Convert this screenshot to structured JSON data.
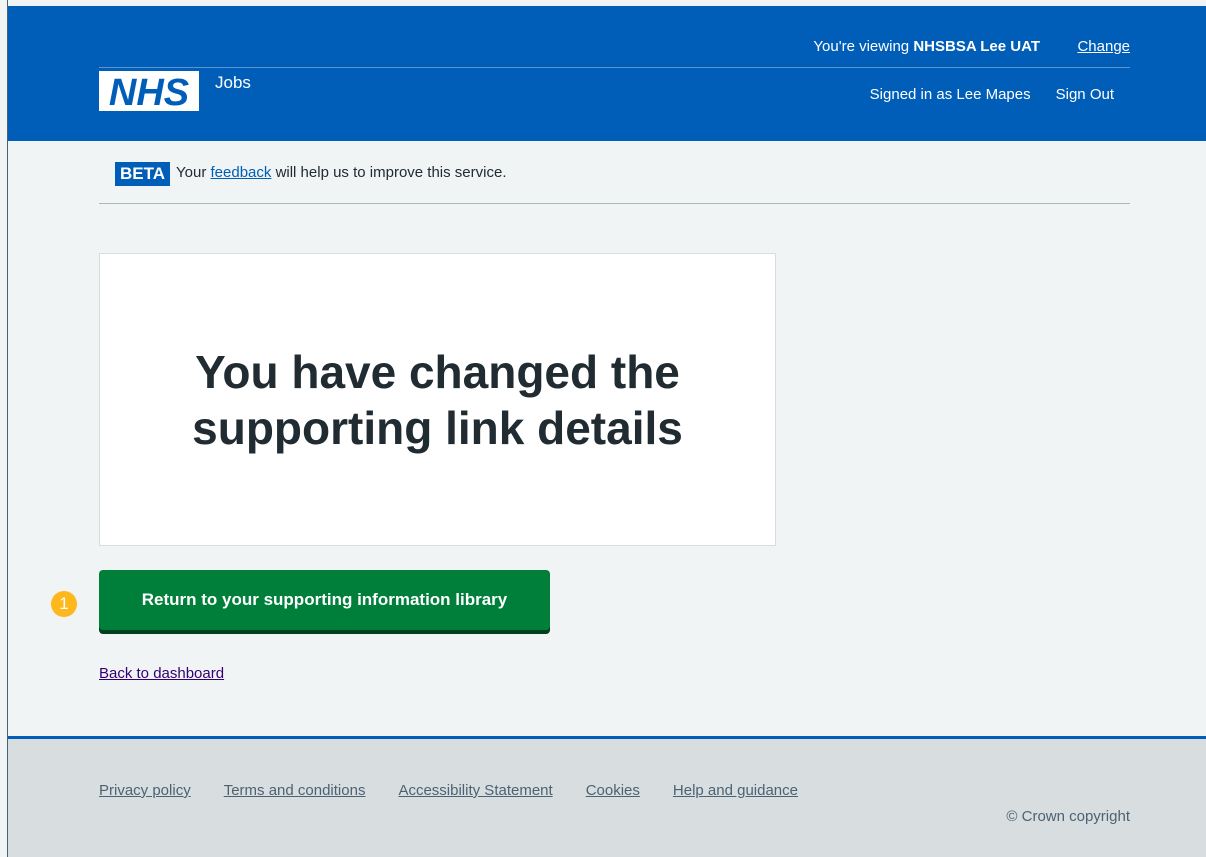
{
  "header": {
    "viewing_prefix": "You're viewing",
    "viewing_org": "NHSBSA Lee UAT",
    "change_label": "Change",
    "logo_text": "NHS",
    "service_name": "Jobs",
    "signed_in": "Signed in as Lee Mapes",
    "sign_out": "Sign Out"
  },
  "beta": {
    "tag": "BETA",
    "text_before": "Your",
    "link": "feedback",
    "text_after": "will help us to improve this service."
  },
  "panel": {
    "title": "You have changed the supporting link details"
  },
  "marker": "1",
  "primary_button": "Return to your supporting information library",
  "back_link": "Back to dashboard",
  "footer": {
    "links": [
      "Privacy policy",
      "Terms and conditions",
      "Accessibility Statement",
      "Cookies",
      "Help and guidance"
    ],
    "copyright": "© Crown copyright"
  },
  "colors": {
    "nhs_blue": "#005eb8",
    "button_green": "#007f3b",
    "marker_yellow": "#ffb81c",
    "page_bg": "#f0f4f5",
    "footer_bg": "#d8dde0"
  }
}
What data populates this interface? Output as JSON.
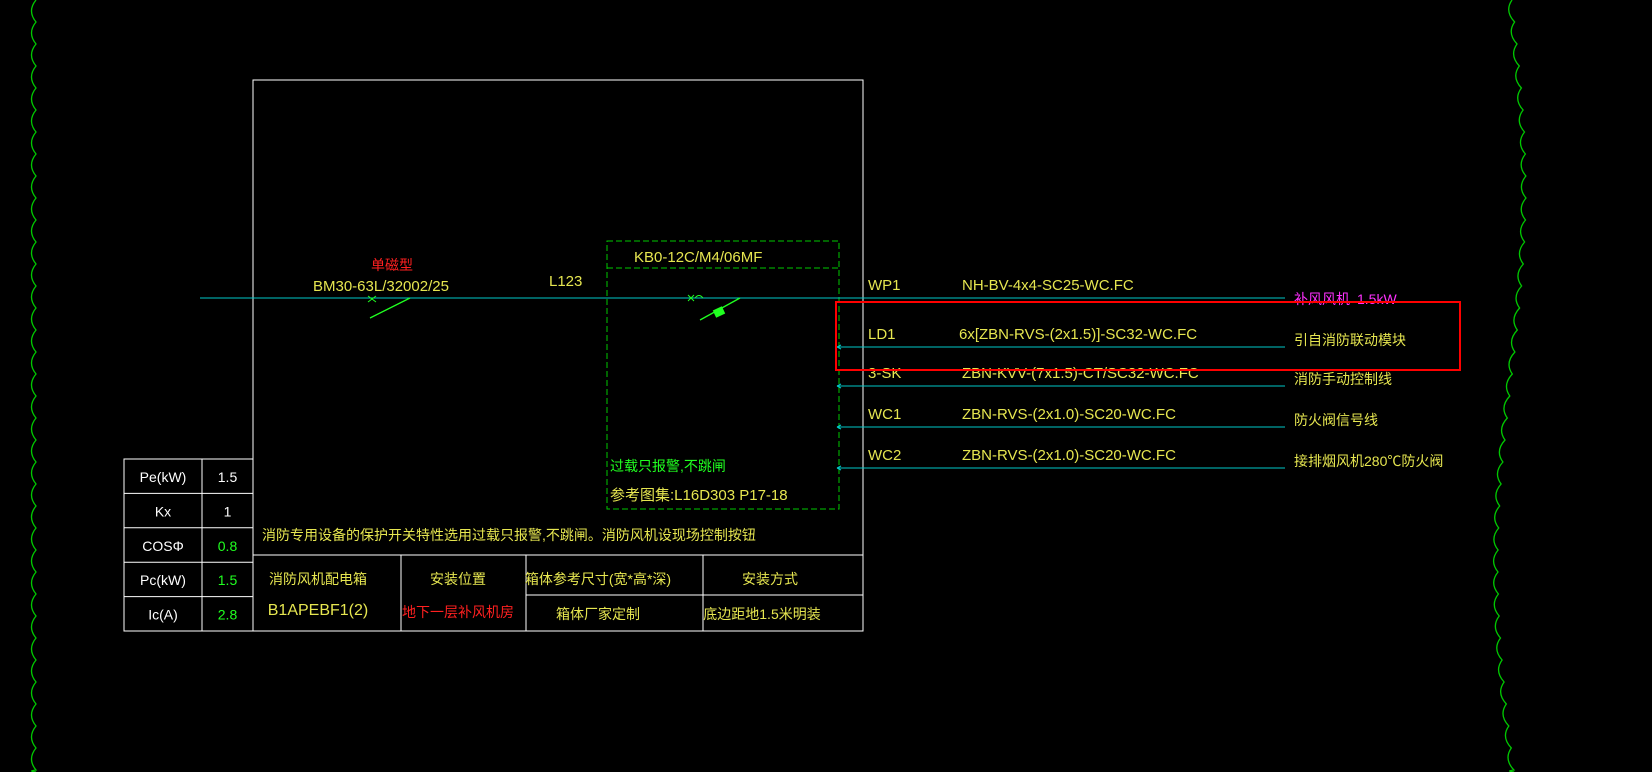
{
  "colors": {
    "background": "#000000",
    "frame": "#ffffff",
    "cloud": "#00c800",
    "conductor": "#00c8c8",
    "text_yellow": "#e6e650",
    "text_red": "#ff2020",
    "text_green": "#20ff20",
    "text_magenta": "#ff30ff",
    "text_white": "#ffffff",
    "highlight": "#ff0000"
  },
  "incoming": {
    "breaker_type_note": "单磁型",
    "breaker_model": "BM30-63L/32002/25",
    "phase": "L123"
  },
  "protection_box": {
    "device_model": "KB0-12C/M4/06MF",
    "note": "过载只报警,不跳闸",
    "reference": "参考图集:L16D303 P17-18"
  },
  "circuits": [
    {
      "id": "WP1",
      "cable": "NH-BV-4x4-SC25-WC.FC",
      "destination": "补风风机",
      "extra": "1.5kW"
    },
    {
      "id": "LD1",
      "cable": "6x[ZBN-RVS-(2x1.5)]-SC32-WC.FC",
      "destination": "引自消防联动模块",
      "extra": ""
    },
    {
      "id": "3-SK",
      "cable": "ZBN-KVV-(7x1.5)-CT/SC32-WC.FC",
      "destination": "消防手动控制线",
      "extra": ""
    },
    {
      "id": "WC1",
      "cable": "ZBN-RVS-(2x1.0)-SC20-WC.FC",
      "destination": "防火阀信号线",
      "extra": ""
    },
    {
      "id": "WC2",
      "cable": "ZBN-RVS-(2x1.0)-SC20-WC.FC",
      "destination": "接排烟风机280℃防火阀",
      "extra": ""
    }
  ],
  "load_table": [
    {
      "label": "Pe(kW)",
      "value": "1.5"
    },
    {
      "label": "Kx",
      "value": "1"
    },
    {
      "label": "COSΦ",
      "value": "0.8"
    },
    {
      "label": "Pc(kW)",
      "value": "1.5"
    },
    {
      "label": "Ic(A)",
      "value": "2.8"
    }
  ],
  "panel_note": "消防专用设备的保护开关特性选用过载只报警,不跳闸。消防风机设现场控制按钮",
  "title_block": {
    "panel_name": "消防风机配电箱",
    "panel_code": "B1APEBF1(2)",
    "location_header": "安装位置",
    "location_value": "地下一层补风机房",
    "size_header": "箱体参考尺寸(宽*高*深)",
    "size_value": "箱体厂家定制",
    "mount_header": "安装方式",
    "mount_value": "底边距地1.5米明装"
  }
}
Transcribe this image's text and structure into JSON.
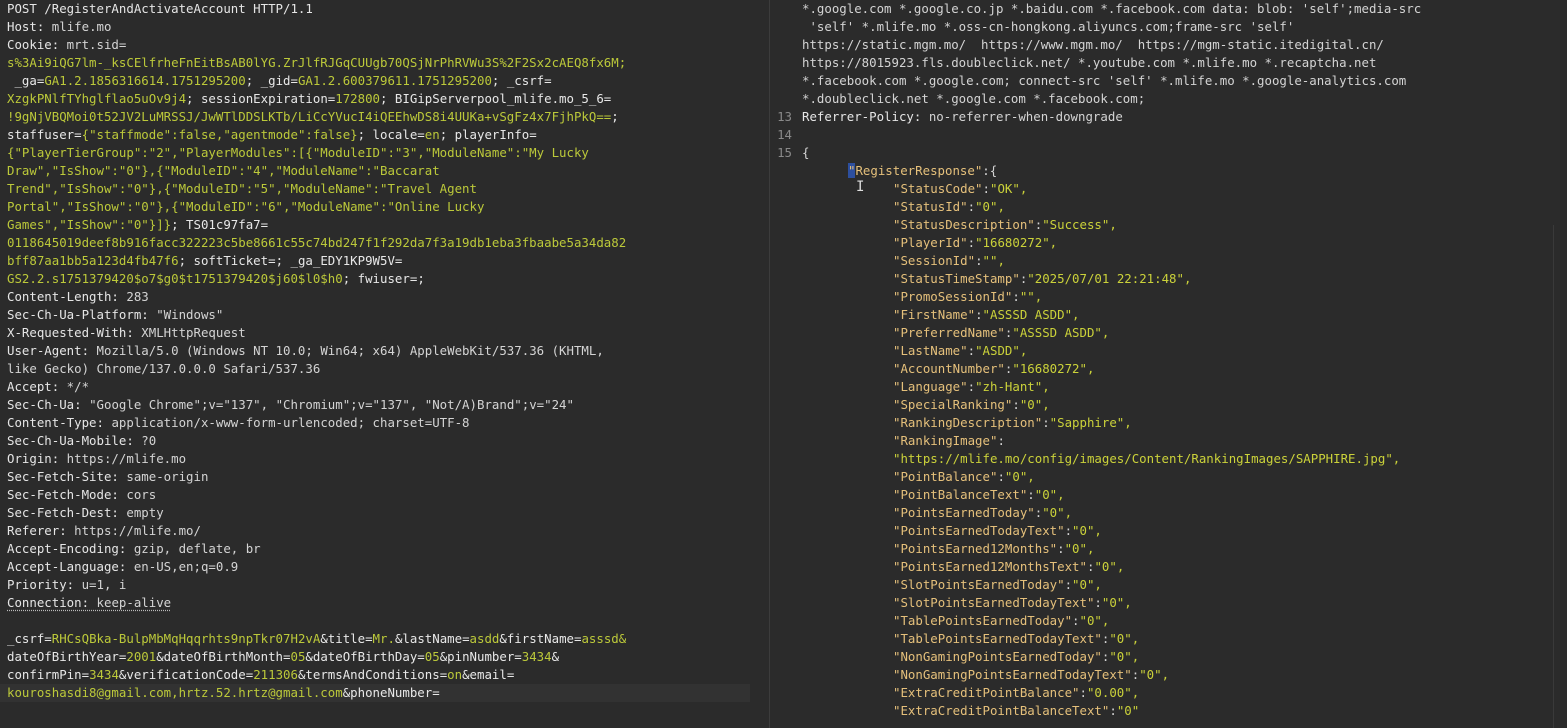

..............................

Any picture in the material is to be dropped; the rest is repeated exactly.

Convert this screenshot to structured JSON data.
{
  "header": {
    "viewing_prefix": "You're viewing",
    "viewing_org": "NHSBSA Lee UAT",
    "change_label": "Change",
    "logo_text": "NHS",
    "service_name": "Jobs",
    "signed_in": "Signed in as Lee Mapes",
    "sign_out": "Sign Out"
  },
  "beta": {
    "tag": "BETA",
    "text_before": "Your",
    "link": "feedback",
    "text_after": "will help us to improve this service."
  },
  "panel": {
    "title": "You have changed the supporting link details"
  },
  "marker": "1",
  "primary_button": "Return to your supporting information library",
  "back_link": "Back to dashboard",
  "footer": {
    "links": [
      "Privacy policy",
      "Terms and conditions",
      "Accessibility Statement",
      "Cookies",
      "Help and guidance"
    ],
    "copyright": "© Crown copyright"
  },
  "colors": {
    "nhs_blue": "#005eb8",
    "button_green": "#007f3b",
    "marker_yellow": "#ffb81c",
    "page_bg": "#f0f4f5",
    "footer_bg": "#d8dde0"
  }
}
What data populates this interface? Output as JSON.
{
  "colors": {
    "background": "#000000",
    "frame": "#ffffff",
    "cloud": "#00c800",
    "conductor": "#00c8c8",
    "text_yellow": "#e6e650",
    "text_red": "#ff2020",
    "text_green": "#20ff20",
    "text_magenta": "#ff30ff",
    "text_white": "#ffffff",
    "highlight": "#ff0000"
  },
  "incoming": {
    "breaker_type_note": "单磁型",
    "breaker_model": "BM30-63L/32002/25",
    "phase": "L123"
  },
  "protection_box": {
    "device_model": "KB0-12C/M4/06MF",
    "note": "过载只报警,不跳闸",
    "reference": "参考图集:L16D303 P17-18"
  },
  "circuits": [
    {
      "id": "WP1",
      "cable": "NH-BV-4x4-SC25-WC.FC",
      "destination": "补风风机",
      "extra": "1.5kW"
    },
    {
      "id": "LD1",
      "cable": "6x[ZBN-RVS-(2x1.5)]-SC32-WC.FC",
      "destination": "引自消防联动模块",
      "extra": ""
    },
    {
      "id": "3-SK",
      "cable": "ZBN-KVV-(7x1.5)-CT/SC32-WC.FC",
      "destination": "消防手动控制线",
      "extra": ""
    },
    {
      "id": "WC1",
      "cable": "ZBN-RVS-(2x1.0)-SC20-WC.FC",
      "destination": "防火阀信号线",
      "extra": ""
    },
    {
      "id": "WC2",
      "cable": "ZBN-RVS-(2x1.0)-SC20-WC.FC",
      "destination": "接排烟风机280℃防火阀",
      "extra": ""
    }
  ],
  "load_table": [
    {
      "label": "Pe(kW)",
      "value": "1.5"
    },
    {
      "label": "Kx",
      "value": "1"
    },
    {
      "label": "COSΦ",
      "value": "0.8"
    },
    {
      "label": "Pc(kW)",
      "value": "1.5"
    },
    {
      "label": "Ic(A)",
      "value": "2.8"
    }
  ],
  "panel_note": "消防专用设备的保护开关特性选用过载只报警,不跳闸。消防风机设现场控制按钮",
  "title_block": {
    "panel_name": "消防风机配电箱",
    "panel_code": "B1APEBF1(2)",
    "location_header": "安装位置",
    "location_value": "地下一层补风机房",
    "size_header": "箱体参考尺寸(宽*高*深)",
    "size_value": "箱体厂家定制",
    "mount_header": "安装方式",
    "mount_value": "底边距地1.5米明装"
  }
}
Transcribe this image's text and structure into JSON.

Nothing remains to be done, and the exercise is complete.